START Dataset excerpts

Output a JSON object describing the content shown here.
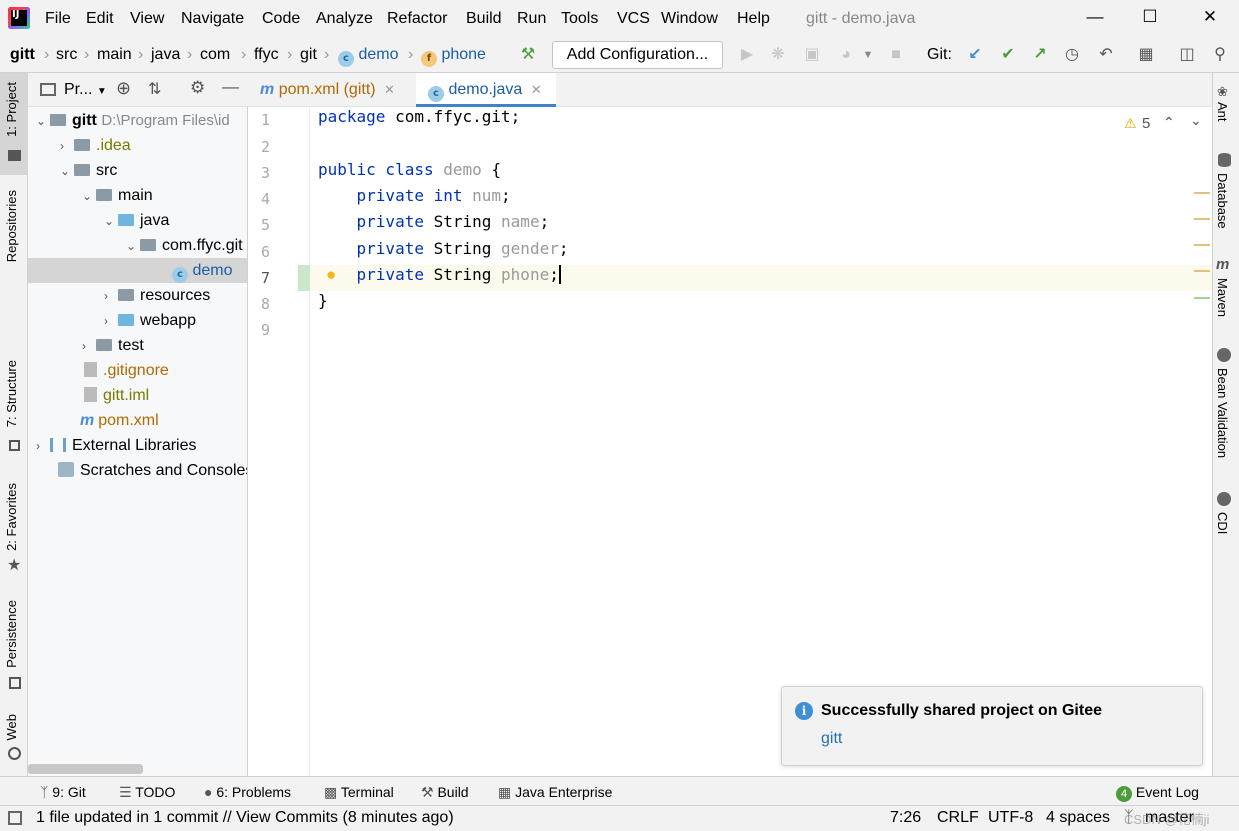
{
  "window": {
    "title": "gitt - demo.java"
  },
  "menu": [
    "File",
    "Edit",
    "View",
    "Navigate",
    "Code",
    "Analyze",
    "Refactor",
    "Build",
    "Run",
    "Tools",
    "VCS",
    "Window",
    "Help"
  ],
  "breadcrumb": [
    "gitt",
    "src",
    "main",
    "java",
    "com",
    "ffyc",
    "git",
    "demo",
    "phone"
  ],
  "toolbar": {
    "add_configuration": "Add Configuration...",
    "git_label": "Git:"
  },
  "left_tools": {
    "project": "1: Project",
    "repositories": "Repositories",
    "structure": "7: Structure",
    "favorites": "2: Favorites",
    "persistence": "Persistence",
    "web": "Web"
  },
  "project_panel": {
    "title": "Pr...",
    "tree": [
      {
        "label": "gitt",
        "extra": "D:\\Program Files\\id"
      },
      {
        "label": ".idea"
      },
      {
        "label": "src"
      },
      {
        "label": "main"
      },
      {
        "label": "java"
      },
      {
        "label": "com.ffyc.git"
      },
      {
        "label": "demo"
      },
      {
        "label": "resources"
      },
      {
        "label": "webapp"
      },
      {
        "label": "test"
      },
      {
        "label": ".gitignore"
      },
      {
        "label": "gitt.iml"
      },
      {
        "label": "pom.xml"
      },
      {
        "label": "External Libraries"
      },
      {
        "label": "Scratches and Consoles"
      }
    ]
  },
  "tabs": [
    {
      "label": "pom.xml (gitt)"
    },
    {
      "label": "demo.java"
    }
  ],
  "editor": {
    "warnings": "5",
    "line_numbers": [
      "1",
      "2",
      "3",
      "4",
      "5",
      "6",
      "7",
      "8",
      "9"
    ],
    "lines": {
      "l1a": "package",
      "l1b": " com.ffyc.git;",
      "l3a": "public class",
      "l3b": " demo",
      "l3c": " {",
      "l4a": "    private int",
      "l4b": " num",
      "l4c": ";",
      "l5a": "    private",
      "l5b": " String",
      "l5c": " name",
      "l5d": ";",
      "l6a": "    private",
      "l6b": " String",
      "l6c": " gender",
      "l6d": ";",
      "l7a": "    private",
      "l7b": " String",
      "l7c": " phone",
      "l7d": ";",
      "l8a": "}"
    }
  },
  "right_tools": {
    "ant": "Ant",
    "database": "Database",
    "maven": "Maven",
    "bean_validation": "Bean Validation",
    "cdi": "CDI"
  },
  "notification": {
    "title": "Successfully shared project on Gitee",
    "link": "gitt"
  },
  "bottom_tools": {
    "git": "9: Git",
    "todo": "TODO",
    "problems": "6: Problems",
    "terminal": "Terminal",
    "build": "Build",
    "java_enterprise": "Java Enterprise",
    "event_log": "Event Log",
    "event_count": "4"
  },
  "status": {
    "message": "1 file updated in 1 commit // View Commits (8 minutes ago)",
    "position": "7:26",
    "line_sep": "CRLF",
    "encoding": "UTF-8",
    "indent": "4 spaces",
    "branch": "master",
    "watermark": "CSDN @花楠ji"
  },
  "colors": {
    "accent": "#4083c9",
    "keyword": "#0033b3",
    "field": "#871094"
  }
}
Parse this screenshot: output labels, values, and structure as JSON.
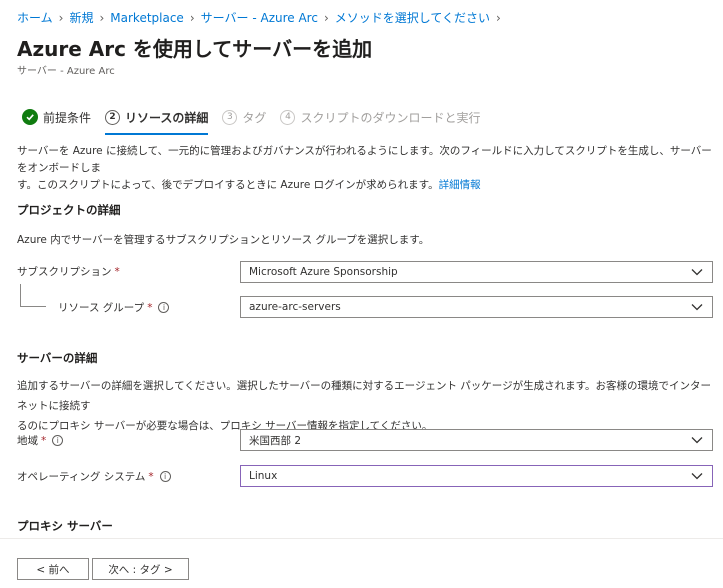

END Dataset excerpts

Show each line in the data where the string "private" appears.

# Answer below
      "l4a": "    private int",
      "l5a": "    private",
      "l6a": "    private",
      "l7a": "    private",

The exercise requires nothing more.